Interventions to support youth absorption into employment, providing work exposure, developing and supporting youth enterprises and cooperatives to facilitate economic participation by the youth.

Ensuring support, guidance and provision of education and training to young people in need.

Multi-sectoral interventions to support healthy lifestyles and combat substance abuse among the youth.

Better coordination and implementation of the National Youth Service and broadening sports and recreation opportunities for young people.

Different government departments and agencies drive specific youth empowerment programmes.

The Department of Small Business Development has an incentives programme for youth-owned co-operatives and a programme on business development for young people.

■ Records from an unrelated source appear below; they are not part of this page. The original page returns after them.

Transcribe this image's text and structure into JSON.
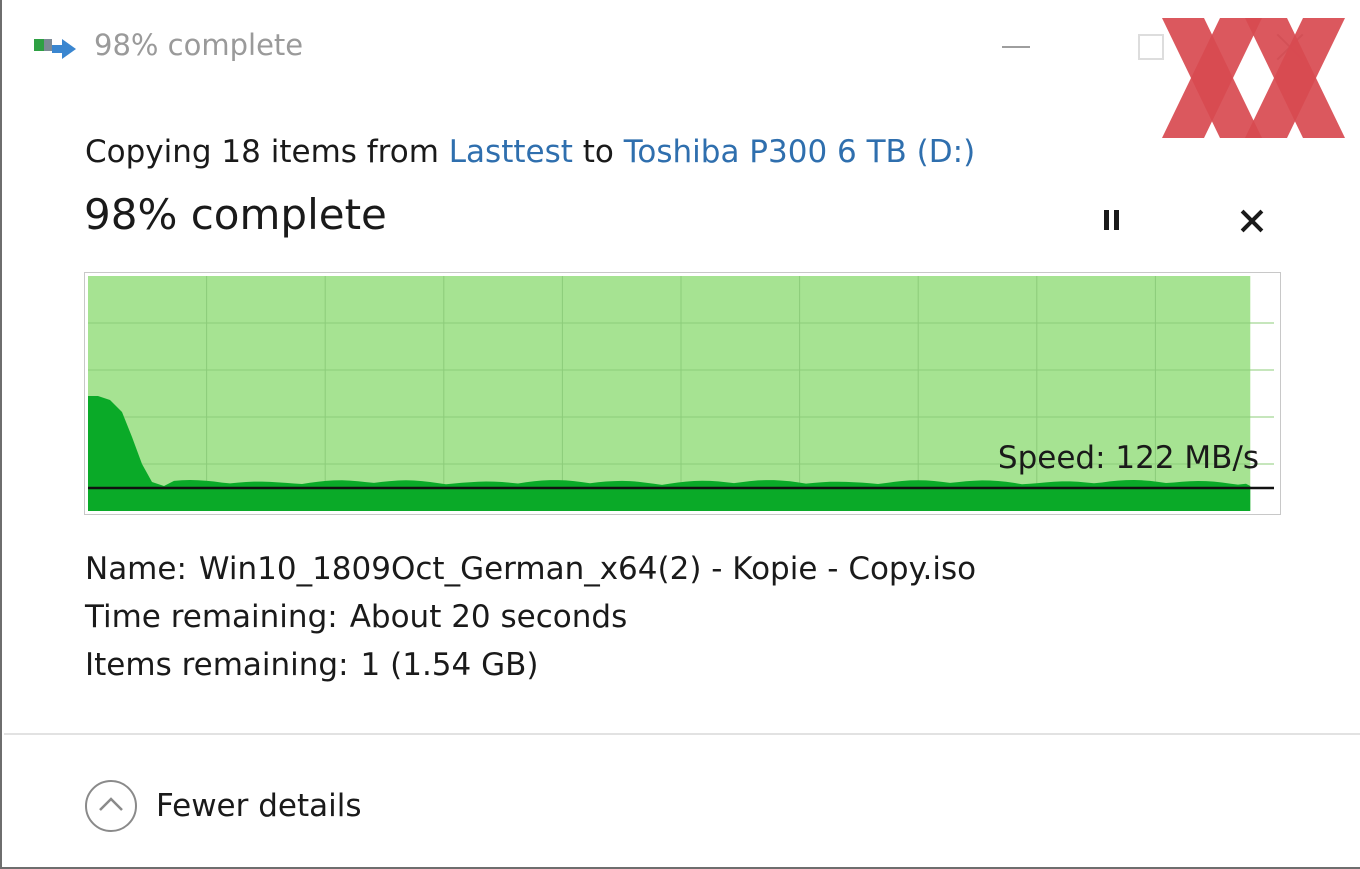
{
  "window": {
    "title": "98% complete"
  },
  "header": {
    "copy_prefix": "Copying 18 items from",
    "source": "Lasttest",
    "connector": "to",
    "destination": "Toshiba P300 6 TB (D:)",
    "progress_text": "98% complete"
  },
  "progress": {
    "percent": 98
  },
  "speed": {
    "label": "Speed: 122 MB/s",
    "value_mb_s": 122
  },
  "details": {
    "name_label": "Name:",
    "name_value": "Win10_1809Oct_German_x64(2) - Kopie - Copy.iso",
    "time_label": "Time remaining:",
    "time_value": "About 20 seconds",
    "items_label": "Items remaining:",
    "items_value": "1 (1.54 GB)"
  },
  "footer": {
    "toggle_label": "Fewer details"
  },
  "colors": {
    "graph_area": "#a6e392",
    "graph_speed": "#0aaa28",
    "graph_grid": "#8ccc7a",
    "link": "#2f6fae",
    "watermark": "#d84a50"
  },
  "icons": {
    "title": "file-copy-icon",
    "pause": "pause-icon",
    "cancel": "close-icon",
    "toggle": "chevron-up-icon",
    "watermark": "xx-logo"
  }
}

The Expanded Public Works Programme has targets for work opportunities for young people.

The Department of Higher Education and Training has a very successful programme to combat HIV through engagement with students at TVET colleges and institutions of higher learning.

But government cannot successfully address these challenges alone.

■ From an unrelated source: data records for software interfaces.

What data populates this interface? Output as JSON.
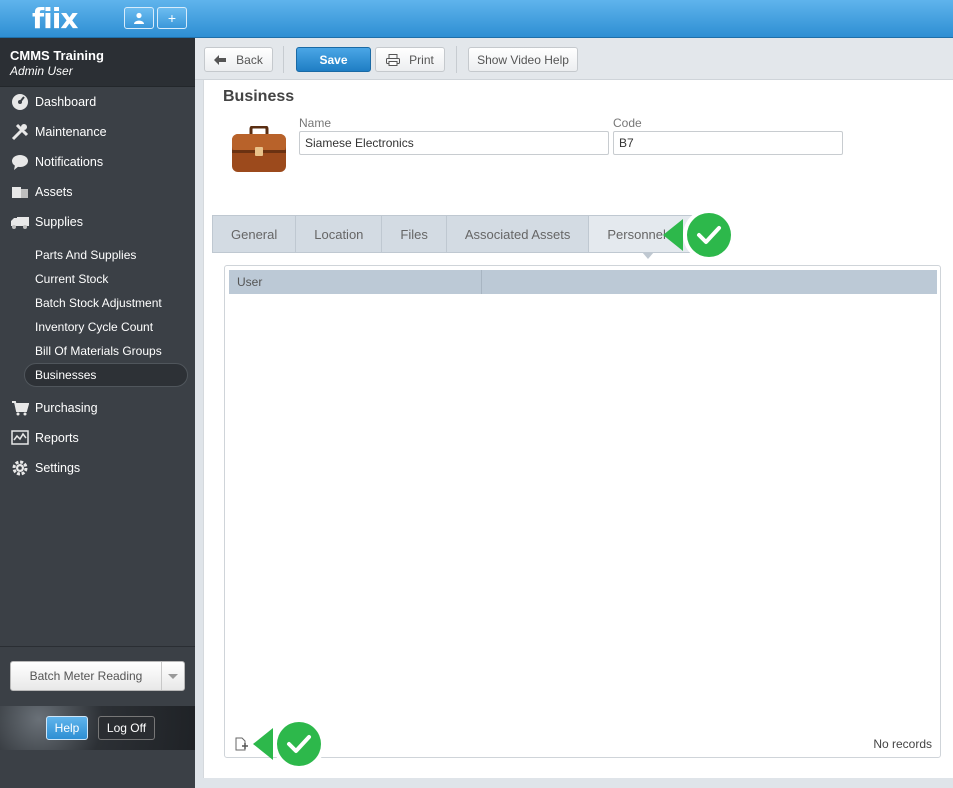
{
  "app": {
    "logo": "fiix",
    "user_btn_icon": "user-icon",
    "add_btn_icon": "plus-icon"
  },
  "sidebar": {
    "org_name": "CMMS Training",
    "user_role": "Admin User",
    "items": [
      {
        "label": "Dashboard",
        "icon": "dashboard-icon"
      },
      {
        "label": "Maintenance",
        "icon": "tools-icon"
      },
      {
        "label": "Notifications",
        "icon": "speech-bubble-icon"
      },
      {
        "label": "Assets",
        "icon": "boxes-icon"
      },
      {
        "label": "Supplies",
        "icon": "truck-icon"
      }
    ],
    "supplies_sub": [
      "Parts And Supplies",
      "Current Stock",
      "Batch Stock Adjustment",
      "Inventory Cycle Count",
      "Bill Of Materials Groups",
      "Businesses"
    ],
    "items_after": [
      {
        "label": "Purchasing",
        "icon": "cart-icon"
      },
      {
        "label": "Reports",
        "icon": "chart-icon"
      },
      {
        "label": "Settings",
        "icon": "gear-icon"
      }
    ],
    "batch_meter": "Batch Meter Reading",
    "help": "Help",
    "logoff": "Log Off"
  },
  "toolbar": {
    "back": "Back",
    "save": "Save",
    "print": "Print",
    "video_help": "Show Video Help"
  },
  "form": {
    "title": "Business",
    "name_label": "Name",
    "name_value": "Siamese Electronics",
    "code_label": "Code",
    "code_value": "B7"
  },
  "tabs": [
    "General",
    "Location",
    "Files",
    "Associated Assets",
    "Personnel"
  ],
  "active_tab": "Personnel",
  "grid": {
    "columns": [
      "User"
    ],
    "empty_text": "No records"
  },
  "colors": {
    "accent": "#2e8fd3",
    "sidebar": "#3b4046",
    "check_badge": "#2db84b"
  }
}
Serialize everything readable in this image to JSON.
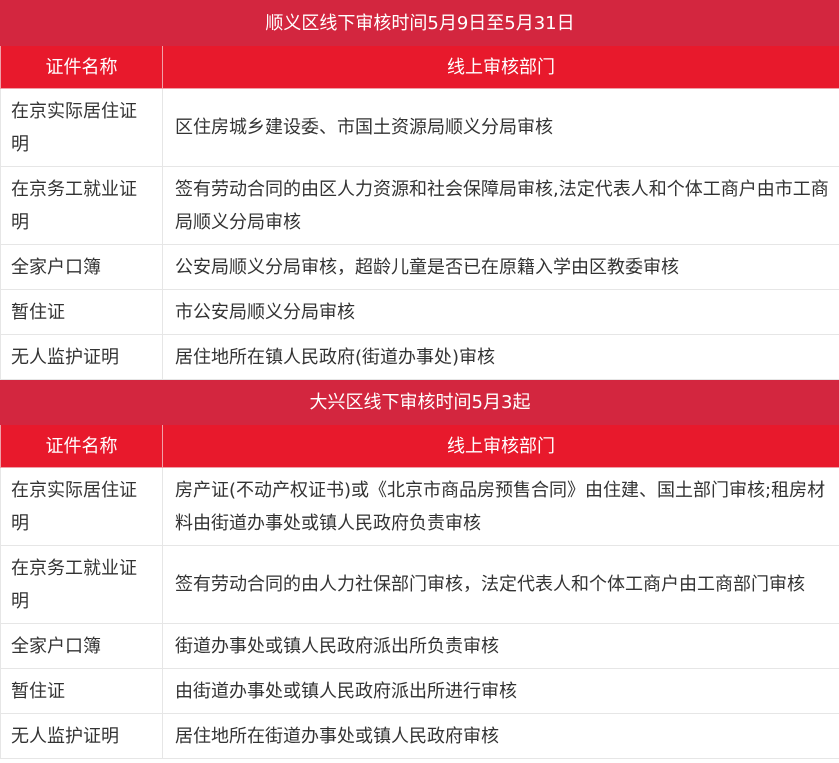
{
  "sections": [
    {
      "title": "顺义区线下审核时间5月9日至5月31日",
      "header": [
        "证件名称",
        "线上审核部门"
      ],
      "rows": [
        {
          "label": "在京实际居住证明",
          "content": "区住房城乡建设委、市国土资源局顺义分局审核"
        },
        {
          "label": "在京务工就业证明",
          "content": "签有劳动合同的由区人力资源和社会保障局审核,法定代表人和个体工商户由市工商局顺义分局审核"
        },
        {
          "label": "全家户口簿",
          "content": "公安局顺义分局审核，超龄儿童是否已在原籍入学由区教委审核"
        },
        {
          "label": "暂住证",
          "content": "市公安局顺义分局审核"
        },
        {
          "label": "无人监护证明",
          "content": "居住地所在镇人民政府(街道办事处)审核"
        }
      ]
    },
    {
      "title": "大兴区线下审核时间5月3起",
      "header": [
        "证件名称",
        "线上审核部门"
      ],
      "rows": [
        {
          "label": "在京实际居住证明",
          "content": "房产证(不动产权证书)或《北京市商品房预售合同》由住建、国土部门审核;租房材料由街道办事处或镇人民政府负责审核"
        },
        {
          "label": "在京务工就业证明",
          "content": "签有劳动合同的由人力社保部门审核，法定代表人和个体工商户由工商部门审核"
        },
        {
          "label": "全家户口簿",
          "content": "街道办事处或镇人民政府派出所负责审核"
        },
        {
          "label": "暂住证",
          "content": "由街道办事处或镇人民政府派出所进行审核"
        },
        {
          "label": "无人监护证明",
          "content": "居住地所在街道办事处或镇人民政府审核"
        }
      ]
    }
  ]
}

Strategic partnerships with the private sector and civil society groups are critical in unlocking empowerment opportunities.

One of the key initiatives that we are currently embarking on in partnership with business is the Youth Employment Service, which aims to empower one million unemployed youth over the next three years by offering them quality work experience.

Another programme government is implementing in partnership with other stakeholders is the She Conquers Campaign for adolescent girls and young women.

The Campaign targets adolescent girls and young women aged 15-24 and their male partners with the aim of decreasing new HIV infections, decreasing teenage pregnancies, keeping girls in school until matric, decreasing gender-based violence and increasing economic opportunities for young people.

The Thari programme, which we launched in Botshabelo last month, is another outstanding example of partnership between government, NGOs and communities.

It aims to ensure the safety of children and improve educational outcomes.

Qualified child and youth care workers prove children with life skills and provide psycho-social support to vulnerable children and their families.

Women and children are empowered to protect themselves against abuse and exploitation.

The importance of such initiatives have been underscored by the recent case of 87 primary school girls in Soweto who were allegedly sexually abused by a security guard.

This is an atrocity that reflects the extent of the epidemic of abuse that is destroying the future of our children.

It is an indictment on all of us that this sort of crime is allowed to happen.

While the challenges facing youth are great, there are many important and valuable initiatives to empower young people and improve their lives.

By working together, we can deepen the impact and expand the reach of these initiatives and secure a better future for all our youth.

I thank you.


Whether he has found that the Minister of Finance`s directive to all of government and its entities to review their work programmes with a certain auditing firm (name and details furnished), in response to the revelations that the firm`s auditing of the SA Revenue Service was replete of impropriety, impacts any programmes of his Office or government entities reporting to him with regard to cost, since it will require the re-allocation of resources to conduct the review of government projects in his Office and of entities reporting to him that was audited by the specified firm and/or provided with technical expertise; if so, what are the relevant details?


Honourable Members,

The Office of the Deputy Pesident does not procure any auditing services, nor are there any entities that report to the office.

On the broader question, I am informed by the Finance Ministry that there is no intention from the Minister of Finance to retrospectively review the work done by KPMG.

Since government entities confirm the appointment of audit firms annually at their AGMS, the statement was to give guidance that they consider the factors surrounding this audit firm when they do so.

The objective is to protect the integrity and standard of accounting systems.

The announcement was to ensure that good governance is no compromised going forward.

I thank you.